How long did the pediatrician spend with your child at their last check-up?
For a third of children, the answer is 10 minutes or less, according to a new study.
Researchers at the University of California surveyed 2,000 families with kids aged 4 months to 2 years, and asked about their typical pediatrician's visit. The good news is, most parents reported being satisfied with their kids' care. But experts worry that these quickie visits could be hazardous to children's health, especially down the road.
If your pediatrician's office is busy, you've probably experienced the "drive-by checkup." I remember waiting for what seemed like forever for the doctor to see my then-5-month-old. I worried about whether he was gaining enough weight, plus had a few dozen other questions. Finally the doctor walked in, gently squeezed Eli's pudgy thigh, declared, "This is a healthy baby," and walked out. Perhaps we exchanged a few more words, but not many.
I was steamed. But in retrospect I realize that it was a busy winter day and that doctor probably had dozens more kids waiting to see him -- some of whom might have been really sick. And with the benefit of 30+ years experience, this particular doctor could tell at a glance that all was well with Eli. In this case it was mom, not baby, who needed more attention. (This doctor forever redeemed himself when he personally returned my phone call about a fever on a Saturday night -- and called Sunday to follow up.)
Now I schedule routine visits with the certified nurse practitioner in the office, who has a more leisurely bedside manager. I also avoid afternoon appointments during cold season.
But for parents and kids stuck with rushed visits, consequences could be dire. Researchers warn that behavior problems and complicated developmental issues often get short shrift in short visits, and that can lead to bigger problems down the line.
"We know a significant majority of parents coming into visits have concerns for child's behavior," Dr. Paul Dworkin, chairman of pediatrics at the University of Connecticut School of Medicine, told My Health News Daily. "A similar percentage leave the office with concerns for their children's behavior. Behavioral concerns are not being effectively identified."
For researchers, this means reason to investigate further -- are quickie visits really affecting kids' health? For parents, finding the right pediatrician means finding one who doesn't make you feel rushed -- whether a checkup takes 10 minutes or an hour.

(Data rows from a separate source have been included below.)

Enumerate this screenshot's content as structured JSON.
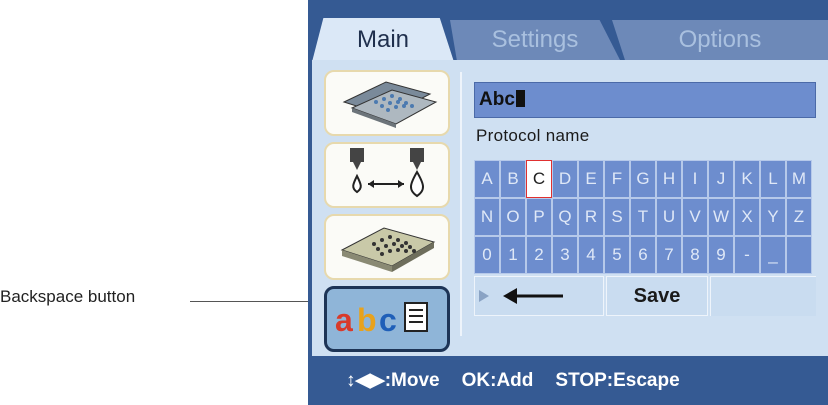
{
  "callout": {
    "label": "Backspace button"
  },
  "tabs": [
    {
      "label": "Main",
      "active": true
    },
    {
      "label": "Settings",
      "active": false
    },
    {
      "label": "Options",
      "active": false
    }
  ],
  "sidebar": {
    "items": [
      {
        "icon": "microplate-stack-icon"
      },
      {
        "icon": "dispense-transfer-icon"
      },
      {
        "icon": "microplate-icon"
      },
      {
        "icon": "text-edit-icon",
        "text": "abc",
        "selected": true
      }
    ]
  },
  "editor": {
    "field_value": "Abc",
    "field_label": "Protocol name",
    "keyboard_rows": [
      [
        "A",
        "B",
        "C",
        "D",
        "E",
        "F",
        "G",
        "H",
        "I",
        "J",
        "K",
        "L",
        "M"
      ],
      [
        "N",
        "O",
        "P",
        "Q",
        "R",
        "S",
        "T",
        "U",
        "V",
        "W",
        "X",
        "Y",
        "Z"
      ],
      [
        "0",
        "1",
        "2",
        "3",
        "4",
        "5",
        "6",
        "7",
        "8",
        "9",
        "-",
        "_",
        ""
      ]
    ],
    "active_key": "C",
    "backspace_icon": "left-arrow-icon",
    "save_label": "Save"
  },
  "footer": {
    "move_hint": "↕◀▶:Move",
    "add_hint": "OK:Add",
    "escape_hint": "STOP:Escape"
  },
  "colors": {
    "frame": "#355a93",
    "key": "#6d8dce",
    "active_key_border": "#e03030"
  }
}
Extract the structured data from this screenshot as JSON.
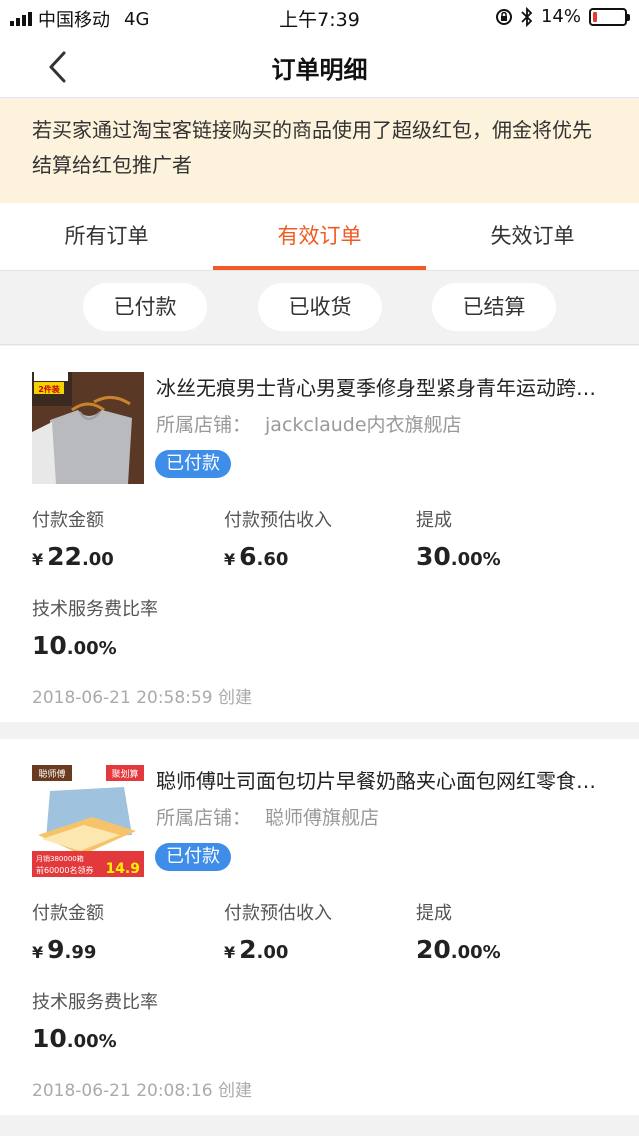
{
  "status_bar": {
    "carrier": "中国移动",
    "network": "4G",
    "time": "上午7:39",
    "battery": "14%",
    "battery_level": 0.14
  },
  "nav": {
    "title": "订单明细"
  },
  "notice": {
    "text": "若买家通过淘宝客链接购买的商品使用了超级红包，佣金将优先结算给红包推广者"
  },
  "tabs": [
    {
      "label": "所有订单",
      "active": false
    },
    {
      "label": "有效订单",
      "active": true
    },
    {
      "label": "失效订单",
      "active": false
    }
  ],
  "filters": [
    "已付款",
    "已收货",
    "已结算"
  ],
  "labels": {
    "store_prefix": "所属店铺：",
    "pay_amount": "付款金额",
    "est_income": "付款预估收入",
    "commission": "提成",
    "service_rate": "技术服务费比率",
    "currency": "¥"
  },
  "orders": [
    {
      "title": "冰丝无痕男士背心男夏季修身型紧身青年运动跨栏背心",
      "store": "jackclaude内衣旗舰店",
      "status": "已付款",
      "pay_int": "22",
      "pay_dec": ".00",
      "income_int": "6",
      "income_dec": ".60",
      "commission_int": "30",
      "commission_dec": ".00%",
      "rate_int": "10",
      "rate_dec": ".00%",
      "created": "2018-06-21 20:58:59 创建",
      "thumb_label": "2件装"
    },
    {
      "title": "聪师傅吐司面包切片早餐奶酪夹心面包网红零食整箱",
      "store": "聪师傅旗舰店",
      "status": "已付款",
      "pay_int": "9",
      "pay_dec": ".99",
      "income_int": "2",
      "income_dec": ".00",
      "commission_int": "20",
      "commission_dec": ".00%",
      "rate_int": "10",
      "rate_dec": ".00%",
      "created": "2018-06-21 20:08:16 创建",
      "thumb_brand": "聪师傅",
      "thumb_tag": "聚划算",
      "thumb_promo": "前60000名领券",
      "thumb_sales": "月销380000箱",
      "thumb_price": "14.9"
    }
  ],
  "colors": {
    "accent": "#f15a22",
    "badge": "#3d8de9",
    "notice_bg": "#fdf3dc"
  }
}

What about you? How long did your most recent pediatrician's visit last -- and was it long enough to address all your concerns? Do you feel rushed at your pediatrician's office?